-- Source material follows --
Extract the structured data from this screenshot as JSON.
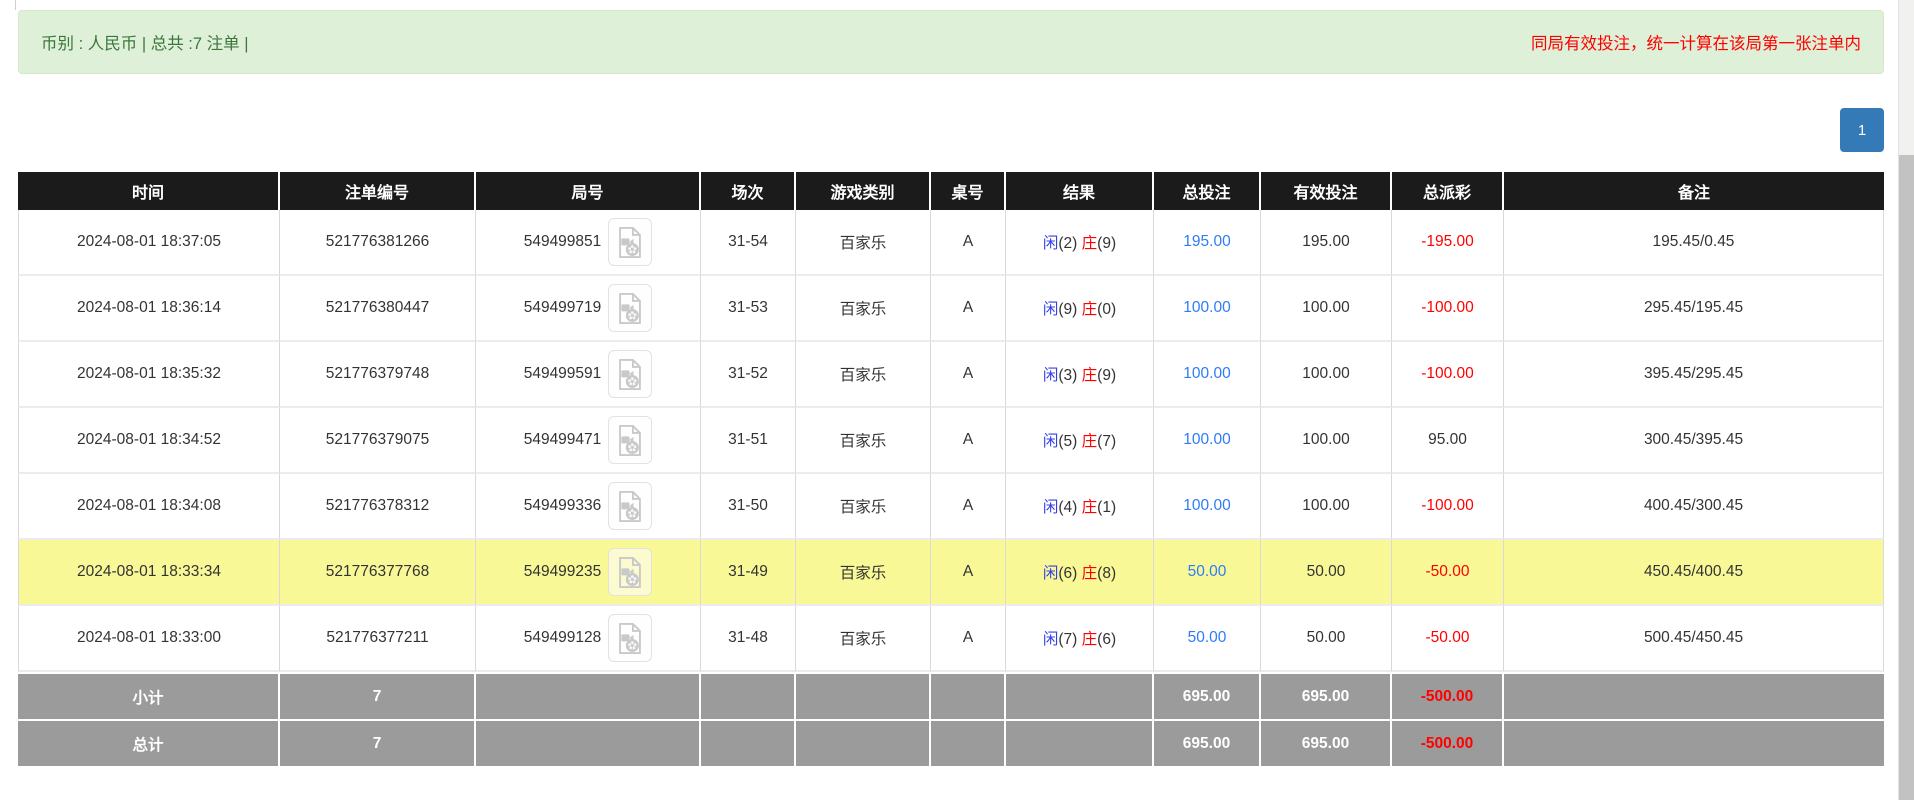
{
  "alert": {
    "summary": "币别 : 人民币 | 总共 :7 注单 |",
    "notice": "同局有效投注，统一计算在该局第一张注单内"
  },
  "pagination": {
    "current_page": "1"
  },
  "table": {
    "headers": [
      "时间",
      "注单编号",
      "局号",
      "场次",
      "游戏类别",
      "桌号",
      "结果",
      "总投注",
      "有效投注",
      "总派彩",
      "备注"
    ],
    "rows": [
      {
        "time": "2024-08-01 18:37:05",
        "bet_id": "521776381266",
        "round_id": "549499851",
        "session": "31-54",
        "game": "百家乐",
        "table_code": "A",
        "player_label": "闲",
        "player_score": "(2)",
        "banker_label": "庄",
        "banker_score": "(9)",
        "total_bet": "195.00",
        "valid_bet": "195.00",
        "payout": "-195.00",
        "remark": "195.45/0.45",
        "highlight": false
      },
      {
        "time": "2024-08-01 18:36:14",
        "bet_id": "521776380447",
        "round_id": "549499719",
        "session": "31-53",
        "game": "百家乐",
        "table_code": "A",
        "player_label": "闲",
        "player_score": "(9)",
        "banker_label": "庄",
        "banker_score": "(0)",
        "total_bet": "100.00",
        "valid_bet": "100.00",
        "payout": "-100.00",
        "remark": "295.45/195.45",
        "highlight": false
      },
      {
        "time": "2024-08-01 18:35:32",
        "bet_id": "521776379748",
        "round_id": "549499591",
        "session": "31-52",
        "game": "百家乐",
        "table_code": "A",
        "player_label": "闲",
        "player_score": "(3)",
        "banker_label": "庄",
        "banker_score": "(9)",
        "total_bet": "100.00",
        "valid_bet": "100.00",
        "payout": "-100.00",
        "remark": "395.45/295.45",
        "highlight": false
      },
      {
        "time": "2024-08-01 18:34:52",
        "bet_id": "521776379075",
        "round_id": "549499471",
        "session": "31-51",
        "game": "百家乐",
        "table_code": "A",
        "player_label": "闲",
        "player_score": "(5)",
        "banker_label": "庄",
        "banker_score": "(7)",
        "total_bet": "100.00",
        "valid_bet": "100.00",
        "payout": "95.00",
        "remark": "300.45/395.45",
        "highlight": false
      },
      {
        "time": "2024-08-01 18:34:08",
        "bet_id": "521776378312",
        "round_id": "549499336",
        "session": "31-50",
        "game": "百家乐",
        "table_code": "A",
        "player_label": "闲",
        "player_score": "(4)",
        "banker_label": "庄",
        "banker_score": "(1)",
        "total_bet": "100.00",
        "valid_bet": "100.00",
        "payout": "-100.00",
        "remark": "400.45/300.45",
        "highlight": false
      },
      {
        "time": "2024-08-01 18:33:34",
        "bet_id": "521776377768",
        "round_id": "549499235",
        "session": "31-49",
        "game": "百家乐",
        "table_code": "A",
        "player_label": "闲",
        "player_score": "(6)",
        "banker_label": "庄",
        "banker_score": "(8)",
        "total_bet": "50.00",
        "valid_bet": "50.00",
        "payout": "-50.00",
        "remark": "450.45/400.45",
        "highlight": true
      },
      {
        "time": "2024-08-01 18:33:00",
        "bet_id": "521776377211",
        "round_id": "549499128",
        "session": "31-48",
        "game": "百家乐",
        "table_code": "A",
        "player_label": "闲",
        "player_score": "(7)",
        "banker_label": "庄",
        "banker_score": "(6)",
        "total_bet": "50.00",
        "valid_bet": "50.00",
        "payout": "-50.00",
        "remark": "500.45/450.45",
        "highlight": false
      }
    ],
    "subtotal": {
      "label": "小计",
      "bet_count": "7",
      "total_bet": "695.00",
      "valid_bet": "695.00",
      "payout": "-500.00"
    },
    "grand_total": {
      "label": "总计",
      "bet_count": "7",
      "total_bet": "695.00",
      "valid_bet": "695.00",
      "payout": "-500.00"
    }
  },
  "colors": {
    "alert_bg": "#dff0d8",
    "alert_border": "#d6e9c6",
    "alert_text": "#3c763d",
    "notice_red": "#ff0000",
    "pagination_blue": "#337ab7",
    "header_bg": "#1b1b1b",
    "footer_bg": "#9b9b9b",
    "highlight_yellow": "#f9f897",
    "player_blue": "#3340e8",
    "banker_red": "#ff0000",
    "amount_link_blue": "#2e7cf6",
    "negative_red": "#ff0000"
  }
}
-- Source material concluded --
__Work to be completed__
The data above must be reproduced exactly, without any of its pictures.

__Solution for this task__
Extract the structured data from this screenshot as JSON.
{
  "alert": {
    "summary": "币别 : 人民币 | 总共 :7 注单 |",
    "notice": "同局有效投注，统一计算在该局第一张注单内"
  },
  "pagination": {
    "current_page": "1"
  },
  "table": {
    "headers": [
      "时间",
      "注单编号",
      "局号",
      "场次",
      "游戏类别",
      "桌号",
      "结果",
      "总投注",
      "有效投注",
      "总派彩",
      "备注"
    ],
    "rows": [
      {
        "time": "2024-08-01 18:37:05",
        "bet_id": "521776381266",
        "round_id": "549499851",
        "session": "31-54",
        "game": "百家乐",
        "table_code": "A",
        "player_label": "闲",
        "player_score": "(2)",
        "banker_label": "庄",
        "banker_score": "(9)",
        "total_bet": "195.00",
        "valid_bet": "195.00",
        "payout": "-195.00",
        "remark": "195.45/0.45",
        "highlight": false
      },
      {
        "time": "2024-08-01 18:36:14",
        "bet_id": "521776380447",
        "round_id": "549499719",
        "session": "31-53",
        "game": "百家乐",
        "table_code": "A",
        "player_label": "闲",
        "player_score": "(9)",
        "banker_label": "庄",
        "banker_score": "(0)",
        "total_bet": "100.00",
        "valid_bet": "100.00",
        "payout": "-100.00",
        "remark": "295.45/195.45",
        "highlight": false
      },
      {
        "time": "2024-08-01 18:35:32",
        "bet_id": "521776379748",
        "round_id": "549499591",
        "session": "31-52",
        "game": "百家乐",
        "table_code": "A",
        "player_label": "闲",
        "player_score": "(3)",
        "banker_label": "庄",
        "banker_score": "(9)",
        "total_bet": "100.00",
        "valid_bet": "100.00",
        "payout": "-100.00",
        "remark": "395.45/295.45",
        "highlight": false
      },
      {
        "time": "2024-08-01 18:34:52",
        "bet_id": "521776379075",
        "round_id": "549499471",
        "session": "31-51",
        "game": "百家乐",
        "table_code": "A",
        "player_label": "闲",
        "player_score": "(5)",
        "banker_label": "庄",
        "banker_score": "(7)",
        "total_bet": "100.00",
        "valid_bet": "100.00",
        "payout": "95.00",
        "remark": "300.45/395.45",
        "highlight": false
      },
      {
        "time": "2024-08-01 18:34:08",
        "bet_id": "521776378312",
        "round_id": "549499336",
        "session": "31-50",
        "game": "百家乐",
        "table_code": "A",
        "player_label": "闲",
        "player_score": "(4)",
        "banker_label": "庄",
        "banker_score": "(1)",
        "total_bet": "100.00",
        "valid_bet": "100.00",
        "payout": "-100.00",
        "remark": "400.45/300.45",
        "highlight": false
      },
      {
        "time": "2024-08-01 18:33:34",
        "bet_id": "521776377768",
        "round_id": "549499235",
        "session": "31-49",
        "game": "百家乐",
        "table_code": "A",
        "player_label": "闲",
        "player_score": "(6)",
        "banker_label": "庄",
        "banker_score": "(8)",
        "total_bet": "50.00",
        "valid_bet": "50.00",
        "payout": "-50.00",
        "remark": "450.45/400.45",
        "highlight": true
      },
      {
        "time": "2024-08-01 18:33:00",
        "bet_id": "521776377211",
        "round_id": "549499128",
        "session": "31-48",
        "game": "百家乐",
        "table_code": "A",
        "player_label": "闲",
        "player_score": "(7)",
        "banker_label": "庄",
        "banker_score": "(6)",
        "total_bet": "50.00",
        "valid_bet": "50.00",
        "payout": "-50.00",
        "remark": "500.45/450.45",
        "highlight": false
      }
    ],
    "subtotal": {
      "label": "小计",
      "bet_count": "7",
      "total_bet": "695.00",
      "valid_bet": "695.00",
      "payout": "-500.00"
    },
    "grand_total": {
      "label": "总计",
      "bet_count": "7",
      "total_bet": "695.00",
      "valid_bet": "695.00",
      "payout": "-500.00"
    }
  },
  "colors": {
    "alert_bg": "#dff0d8",
    "alert_border": "#d6e9c6",
    "alert_text": "#3c763d",
    "notice_red": "#ff0000",
    "pagination_blue": "#337ab7",
    "header_bg": "#1b1b1b",
    "footer_bg": "#9b9b9b",
    "highlight_yellow": "#f9f897",
    "player_blue": "#3340e8",
    "banker_red": "#ff0000",
    "amount_link_blue": "#2e7cf6",
    "negative_red": "#ff0000"
  }
}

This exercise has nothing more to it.